INSTRUCTIONS FOR THE TASK: Please copy every line of the records below that holds the word "Lichter".

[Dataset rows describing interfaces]
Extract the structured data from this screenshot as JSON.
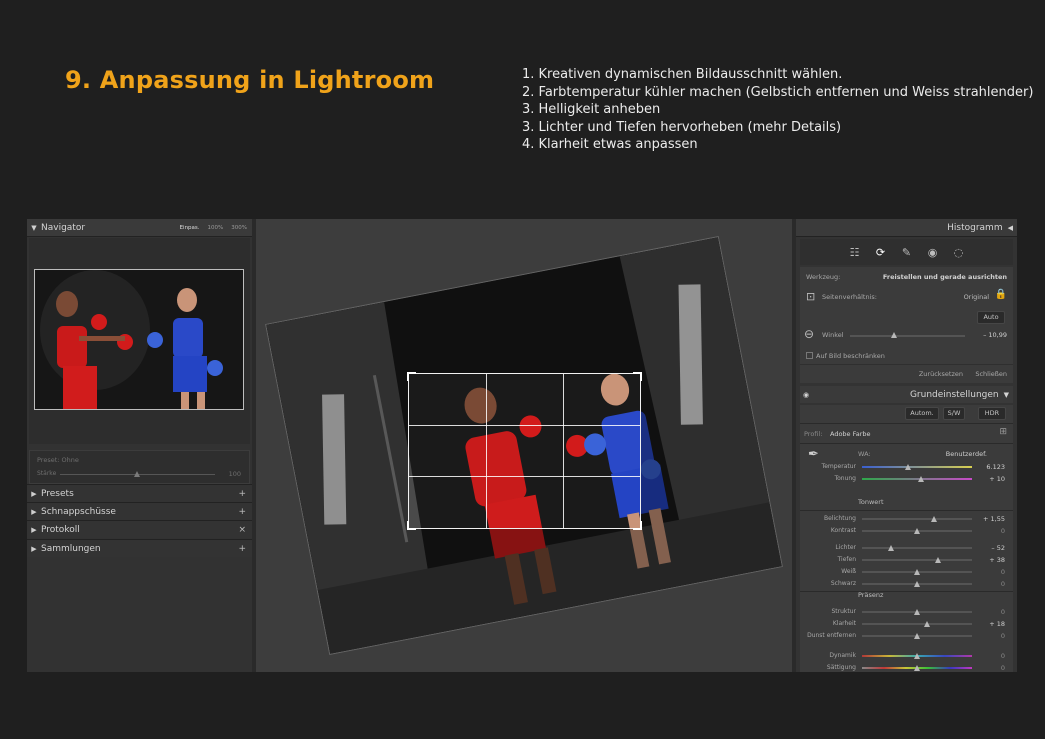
{
  "page": {
    "title": "9. Anpassung in Lightroom",
    "steps": [
      "1. Kreativen dynamischen Bildausschnitt wählen.",
      "2. Farbtemperatur kühler machen (Gelbstich entfernen und Weiss strahlender)",
      "3. Helligkeit anheben",
      "3. Lichter und Tiefen hervorheben (mehr Details)",
      "4. Klarheit etwas anpassen"
    ]
  },
  "left_panel": {
    "navigator": {
      "label": "Navigator",
      "zoom": [
        "Einpas.",
        "100%",
        "300%"
      ]
    },
    "preset": {
      "label": "Preset: Ohne",
      "amount_label": "Stärke",
      "amount_value": "100"
    },
    "sections": [
      {
        "label": "Presets",
        "action": "+"
      },
      {
        "label": "Schnappschüsse",
        "action": "+"
      },
      {
        "label": "Protokoll",
        "action": "×"
      },
      {
        "label": "Sammlungen",
        "action": "+"
      }
    ]
  },
  "right_panel": {
    "histogram_label": "Histogramm",
    "crop": {
      "werkzeug_label": "Werkzeug:",
      "werkzeug_value": "Freistellen und gerade ausrichten",
      "ratio_label": "Seitenverhältnis:",
      "ratio_value": "Original",
      "auto_label": "Auto",
      "angle_label": "Winkel",
      "angle_value": "– 10,99",
      "angle_level": 0.38,
      "constrain_label": "Auf Bild beschränken",
      "reset_label": "Zurücksetzen",
      "close_label": "Schließen"
    },
    "basic": {
      "header": "Grundeinstellungen",
      "buttons": [
        "Autom.",
        "S/W",
        "HDR"
      ],
      "profile_label": "Profil:",
      "profile_value": "Adobe Farbe",
      "wb_label": "WA:",
      "wb_value": "Benutzerdef.",
      "tonwert_label": "Tonwert",
      "praesenz_label": "Präsenz",
      "sliders": [
        {
          "label": "Temperatur",
          "value": "6.123",
          "level": 0.42,
          "group": "wb"
        },
        {
          "label": "Tonung",
          "value": "+ 10",
          "level": 0.54,
          "group": "wb"
        },
        {
          "label": "Belichtung",
          "value": "+ 1,55",
          "level": 0.65,
          "group": "tone"
        },
        {
          "label": "Kontrast",
          "value": "0",
          "level": 0.5,
          "group": "tone"
        },
        {
          "label": "Lichter",
          "value": "– 52",
          "level": 0.26,
          "group": "tone"
        },
        {
          "label": "Tiefen",
          "value": "+ 38",
          "level": 0.69,
          "group": "tone"
        },
        {
          "label": "Weiß",
          "value": "0",
          "level": 0.5,
          "group": "tone"
        },
        {
          "label": "Schwarz",
          "value": "0",
          "level": 0.5,
          "group": "tone"
        },
        {
          "label": "Struktur",
          "value": "0",
          "level": 0.5,
          "group": "presence"
        },
        {
          "label": "Klarheit",
          "value": "+ 18",
          "level": 0.59,
          "group": "presence"
        },
        {
          "label": "Dunst entfernen",
          "value": "0",
          "level": 0.5,
          "group": "presence"
        },
        {
          "label": "Dynamik",
          "value": "0",
          "level": 0.5,
          "group": "presence"
        },
        {
          "label": "Sättigung",
          "value": "0",
          "level": 0.5,
          "group": "presence"
        }
      ]
    }
  },
  "colors": {
    "accent": "#f0a31a",
    "background": "#1f1f1f"
  }
}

ANSWER BOX:
      "3. Lichter und Tiefen hervorheben (mehr Details)",
          "label": "Lichter",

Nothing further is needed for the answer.